"For the rest, the dysfunctional administration of California's death penalty system has resulted, and will continue to result, in an inordinate and unpredictable period of delay preceding their actual execution," the judge wrote.

Indeed, for most, systemic delay has made their execution so unlikely that the death sentence carefully and deliberately imposed by the jury has been quietly transformed into one no rational jury or legislature could ever impose: life in prison, with the remote possibility of death. As for the random few for whom execution does become a reality, they will have languished for so long on Death Row that their execution will serve no retributive or deterrent purpose and will be arbitrary.

Judge Carney's decision overturned the death sentences of the state's entire death row population, 40 percent of whom have been behind bars for over 19 years. The ruling is of particular significance because California has the nation's largest death row population, accounting for a quarter of all prisoners on death row in the U.S.

California's broken death penalty is rife with racial injustice. According to a study published in the Santa Clara Law Review in 2005, the race and ethnicity of the victim and geographical variation were the principal factor in determining whether a defendant received a death sentence. Based on data from 1990-1999, the study found that while people of color accounted for over three quarters of murder victims in California, 53 percent of death penalty cases involved white victims. Moreover, those who killed whites were three times more likely to receive death as those who killed African-Americans, and four times likelier than those who kill Latinos.

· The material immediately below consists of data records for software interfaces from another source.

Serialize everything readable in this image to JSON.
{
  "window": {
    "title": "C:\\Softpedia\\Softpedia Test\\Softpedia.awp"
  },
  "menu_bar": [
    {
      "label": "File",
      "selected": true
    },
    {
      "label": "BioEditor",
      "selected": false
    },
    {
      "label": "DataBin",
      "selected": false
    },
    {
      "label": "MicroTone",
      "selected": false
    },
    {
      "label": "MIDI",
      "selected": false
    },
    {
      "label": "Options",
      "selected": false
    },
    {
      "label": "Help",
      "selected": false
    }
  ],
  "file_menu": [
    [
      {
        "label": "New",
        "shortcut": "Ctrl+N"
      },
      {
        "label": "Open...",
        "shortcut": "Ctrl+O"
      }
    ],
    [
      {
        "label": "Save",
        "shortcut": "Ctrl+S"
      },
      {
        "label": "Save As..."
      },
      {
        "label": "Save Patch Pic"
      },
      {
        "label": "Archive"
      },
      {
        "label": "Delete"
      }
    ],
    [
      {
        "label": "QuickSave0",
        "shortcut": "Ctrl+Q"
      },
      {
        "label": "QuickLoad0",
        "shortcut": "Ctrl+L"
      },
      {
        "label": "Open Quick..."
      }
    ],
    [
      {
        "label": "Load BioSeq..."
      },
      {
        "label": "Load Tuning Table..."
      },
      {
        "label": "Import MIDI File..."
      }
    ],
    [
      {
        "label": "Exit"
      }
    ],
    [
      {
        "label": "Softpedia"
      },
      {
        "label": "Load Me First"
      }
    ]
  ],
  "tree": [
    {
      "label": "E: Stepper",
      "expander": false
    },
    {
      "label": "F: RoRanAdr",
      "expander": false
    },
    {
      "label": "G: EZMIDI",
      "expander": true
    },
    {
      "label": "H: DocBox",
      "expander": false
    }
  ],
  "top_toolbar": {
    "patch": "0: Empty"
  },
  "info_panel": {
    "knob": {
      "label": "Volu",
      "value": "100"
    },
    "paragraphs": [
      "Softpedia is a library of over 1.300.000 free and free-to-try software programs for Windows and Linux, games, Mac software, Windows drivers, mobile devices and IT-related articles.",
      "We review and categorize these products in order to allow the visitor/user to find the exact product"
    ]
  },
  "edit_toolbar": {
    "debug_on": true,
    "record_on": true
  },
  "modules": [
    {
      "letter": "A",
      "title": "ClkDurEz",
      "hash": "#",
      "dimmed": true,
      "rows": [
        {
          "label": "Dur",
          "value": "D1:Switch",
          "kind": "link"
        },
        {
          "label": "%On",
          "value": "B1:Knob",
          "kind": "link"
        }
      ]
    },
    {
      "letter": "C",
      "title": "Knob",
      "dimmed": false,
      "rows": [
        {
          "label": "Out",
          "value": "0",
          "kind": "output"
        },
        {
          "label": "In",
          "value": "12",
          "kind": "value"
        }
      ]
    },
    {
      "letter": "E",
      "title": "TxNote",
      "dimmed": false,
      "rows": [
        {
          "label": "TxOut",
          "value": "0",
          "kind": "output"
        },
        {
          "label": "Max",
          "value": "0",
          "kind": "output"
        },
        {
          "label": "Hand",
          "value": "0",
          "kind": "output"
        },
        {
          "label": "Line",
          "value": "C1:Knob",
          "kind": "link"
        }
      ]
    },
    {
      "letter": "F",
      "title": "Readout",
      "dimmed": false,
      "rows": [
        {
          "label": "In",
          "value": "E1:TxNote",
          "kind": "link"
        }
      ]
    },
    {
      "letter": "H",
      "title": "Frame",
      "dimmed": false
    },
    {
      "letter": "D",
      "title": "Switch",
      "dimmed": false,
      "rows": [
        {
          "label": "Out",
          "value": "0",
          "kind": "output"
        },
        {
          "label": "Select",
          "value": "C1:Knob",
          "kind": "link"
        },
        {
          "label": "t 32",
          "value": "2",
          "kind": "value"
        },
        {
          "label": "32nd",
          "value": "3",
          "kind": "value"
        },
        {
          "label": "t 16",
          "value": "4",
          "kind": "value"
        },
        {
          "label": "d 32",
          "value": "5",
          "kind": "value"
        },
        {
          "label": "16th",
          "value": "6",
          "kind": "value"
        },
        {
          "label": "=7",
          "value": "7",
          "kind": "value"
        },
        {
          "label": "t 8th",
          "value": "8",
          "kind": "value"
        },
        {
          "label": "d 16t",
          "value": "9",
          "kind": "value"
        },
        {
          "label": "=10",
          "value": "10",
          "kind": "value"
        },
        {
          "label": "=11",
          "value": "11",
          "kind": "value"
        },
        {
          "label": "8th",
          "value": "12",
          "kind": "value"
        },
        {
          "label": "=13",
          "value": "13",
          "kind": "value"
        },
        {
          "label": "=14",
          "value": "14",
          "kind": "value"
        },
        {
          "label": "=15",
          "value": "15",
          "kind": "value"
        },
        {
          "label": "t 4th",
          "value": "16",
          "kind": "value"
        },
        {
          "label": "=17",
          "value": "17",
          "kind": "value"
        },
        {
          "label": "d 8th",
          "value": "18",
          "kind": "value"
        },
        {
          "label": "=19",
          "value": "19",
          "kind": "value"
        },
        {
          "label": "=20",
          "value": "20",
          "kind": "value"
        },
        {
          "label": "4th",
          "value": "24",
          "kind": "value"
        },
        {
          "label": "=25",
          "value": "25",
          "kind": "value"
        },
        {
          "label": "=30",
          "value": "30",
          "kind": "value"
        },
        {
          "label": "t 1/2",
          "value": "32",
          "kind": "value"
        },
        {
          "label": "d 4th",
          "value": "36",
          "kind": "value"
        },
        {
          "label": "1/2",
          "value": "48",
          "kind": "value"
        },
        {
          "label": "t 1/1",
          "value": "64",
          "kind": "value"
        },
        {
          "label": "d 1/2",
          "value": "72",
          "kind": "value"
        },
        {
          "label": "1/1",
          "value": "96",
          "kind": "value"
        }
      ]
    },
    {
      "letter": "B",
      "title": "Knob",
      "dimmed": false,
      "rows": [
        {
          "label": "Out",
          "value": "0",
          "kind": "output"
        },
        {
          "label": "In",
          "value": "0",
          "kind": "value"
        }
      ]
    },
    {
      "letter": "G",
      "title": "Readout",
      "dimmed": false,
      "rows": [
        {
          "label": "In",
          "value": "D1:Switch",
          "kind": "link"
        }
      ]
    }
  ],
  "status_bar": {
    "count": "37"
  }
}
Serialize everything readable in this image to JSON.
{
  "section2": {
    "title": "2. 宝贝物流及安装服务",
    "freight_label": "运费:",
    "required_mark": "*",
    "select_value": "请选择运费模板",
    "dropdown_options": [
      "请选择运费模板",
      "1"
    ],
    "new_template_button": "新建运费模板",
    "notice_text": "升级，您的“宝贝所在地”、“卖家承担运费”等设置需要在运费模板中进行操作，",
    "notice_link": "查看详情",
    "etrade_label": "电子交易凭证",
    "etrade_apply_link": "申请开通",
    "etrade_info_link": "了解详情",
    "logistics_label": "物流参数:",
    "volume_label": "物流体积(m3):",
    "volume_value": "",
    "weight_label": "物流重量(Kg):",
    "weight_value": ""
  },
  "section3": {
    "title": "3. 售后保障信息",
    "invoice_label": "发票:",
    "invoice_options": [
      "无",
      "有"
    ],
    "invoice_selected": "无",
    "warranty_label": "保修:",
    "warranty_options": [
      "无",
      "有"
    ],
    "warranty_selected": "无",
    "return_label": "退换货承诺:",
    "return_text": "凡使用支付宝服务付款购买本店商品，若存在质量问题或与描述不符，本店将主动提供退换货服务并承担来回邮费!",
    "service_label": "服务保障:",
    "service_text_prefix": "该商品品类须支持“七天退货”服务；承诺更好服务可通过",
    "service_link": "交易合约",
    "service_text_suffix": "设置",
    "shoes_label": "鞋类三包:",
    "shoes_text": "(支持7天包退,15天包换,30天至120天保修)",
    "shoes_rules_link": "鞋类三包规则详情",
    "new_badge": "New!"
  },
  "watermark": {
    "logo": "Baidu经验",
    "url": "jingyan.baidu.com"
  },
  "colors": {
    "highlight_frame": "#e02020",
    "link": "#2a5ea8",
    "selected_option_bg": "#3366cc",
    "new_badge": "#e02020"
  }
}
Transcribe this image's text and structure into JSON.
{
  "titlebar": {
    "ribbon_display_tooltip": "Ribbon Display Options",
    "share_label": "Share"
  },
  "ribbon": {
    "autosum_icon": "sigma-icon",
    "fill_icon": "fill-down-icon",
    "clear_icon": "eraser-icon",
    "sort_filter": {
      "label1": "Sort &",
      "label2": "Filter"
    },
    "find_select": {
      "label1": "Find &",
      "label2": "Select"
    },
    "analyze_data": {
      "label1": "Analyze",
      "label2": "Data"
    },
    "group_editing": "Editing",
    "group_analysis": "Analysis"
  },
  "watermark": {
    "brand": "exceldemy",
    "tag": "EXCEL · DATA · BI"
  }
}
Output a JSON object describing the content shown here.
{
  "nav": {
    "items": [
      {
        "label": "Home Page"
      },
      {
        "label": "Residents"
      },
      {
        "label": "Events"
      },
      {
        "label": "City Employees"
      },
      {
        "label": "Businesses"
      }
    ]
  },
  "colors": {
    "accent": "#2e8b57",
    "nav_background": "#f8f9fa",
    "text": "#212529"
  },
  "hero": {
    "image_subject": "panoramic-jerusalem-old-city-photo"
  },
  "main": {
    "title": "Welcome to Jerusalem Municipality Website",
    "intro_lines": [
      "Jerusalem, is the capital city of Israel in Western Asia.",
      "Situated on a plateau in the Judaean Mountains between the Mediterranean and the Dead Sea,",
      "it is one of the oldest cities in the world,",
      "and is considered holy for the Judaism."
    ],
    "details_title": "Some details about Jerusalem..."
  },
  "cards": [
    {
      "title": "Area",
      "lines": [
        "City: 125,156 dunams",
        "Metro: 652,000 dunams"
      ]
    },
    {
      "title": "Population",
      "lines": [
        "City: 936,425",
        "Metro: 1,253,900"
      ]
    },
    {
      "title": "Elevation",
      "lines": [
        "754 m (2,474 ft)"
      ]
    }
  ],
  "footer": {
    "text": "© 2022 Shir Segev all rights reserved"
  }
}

The study also found that counties with a lower population density and a higher concentration of whites yielded the highest rates of death sentences.

California has effectively been under a moratorium since 2006, when its lethal injection methods were ruled unconstitutional. In addition, a ballot initiative to repeal the state death penalty statute was defeated by a narrow 52-48 margin in 2012. As botched executions in Arizona, Ohio, Oklahoma and elsewhere have further exposed the brutality and inhumanity of the death penalty, Judge Carney has identified the capriciousness of the California system as a constitutional violation. The ruling could encourage challenges in other jurisdictions.

For example, with 193 death row inmates, Pennsylvania -- the nation's fifth largest death row -- has executed only three people since 1976, the last one in 1999. Although the Keystone State is 78 percent white, 65 percent of its death row inmates are racial minorities, a result of discrimination in the criminal justice system. According to the Death Penalty Information Center, Philadelphia County -- which has the third largest number of people awaiting execution in the country, and supplies nearly half of Pennsylvania's death row -- ranked last in the state in paying attorneys who represent defendants in death penalty cases. Often, capital convictions are reversed and reduced to life in prison due to inadequate representation of defendants. Moreover, six inmates have been released from Pennsylvania death row due to innocence.

In addition, the federal government has executed only three people in half a century, has not put anyone to death since 2003 and has implemented a moratorium on executions since 2010. Of the 61 prisoners on federal death row, 44 percent are of color. President Obama has called for a review of how the federal death penalty is applied, in light of issues such as racial bias and innocence.

If the process by which the death penalty is applied amounts to cruel and unusual punishment, and the death penalty machine cannot provide equity, fairness or a modicum of due process, then the death penalty is no more legitimate than its extrajudicial cousin -- lynching.

Last year, executions in the U.S. dipped to a 20-year low. Jones v Chappell only further erodes confidence in the criminal justice system, as America travels down the path to death penalty abolition.